(Page and application data records)
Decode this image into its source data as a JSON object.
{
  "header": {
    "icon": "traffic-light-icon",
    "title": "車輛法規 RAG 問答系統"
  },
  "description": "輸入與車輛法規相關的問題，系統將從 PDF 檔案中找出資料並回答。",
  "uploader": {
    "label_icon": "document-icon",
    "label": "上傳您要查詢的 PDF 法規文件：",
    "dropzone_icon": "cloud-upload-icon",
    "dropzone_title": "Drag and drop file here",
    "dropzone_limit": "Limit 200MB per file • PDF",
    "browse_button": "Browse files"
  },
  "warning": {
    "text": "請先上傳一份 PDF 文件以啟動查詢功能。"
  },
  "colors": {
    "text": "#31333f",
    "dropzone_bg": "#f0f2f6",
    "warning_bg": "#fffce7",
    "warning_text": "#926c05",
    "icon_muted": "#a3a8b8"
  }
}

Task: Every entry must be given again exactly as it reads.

Answer below:
Decode this image into its source data as a JSON object.
{
  "header": {
    "icon": "traffic-light-icon",
    "title": "車輛法規 RAG 問答系統"
  },
  "description": "輸入與車輛法規相關的問題，系統將從 PDF 檔案中找出資料並回答。",
  "uploader": {
    "label_icon": "document-icon",
    "label": "上傳您要查詢的 PDF 法規文件：",
    "dropzone_icon": "cloud-upload-icon",
    "dropzone_title": "Drag and drop file here",
    "dropzone_limit": "Limit 200MB per file • PDF",
    "browse_button": "Browse files"
  },
  "warning": {
    "text": "請先上傳一份 PDF 文件以啟動查詢功能。"
  },
  "colors": {
    "text": "#31333f",
    "dropzone_bg": "#f0f2f6",
    "warning_bg": "#fffce7",
    "warning_text": "#926c05",
    "icon_muted": "#a3a8b8"
  }
}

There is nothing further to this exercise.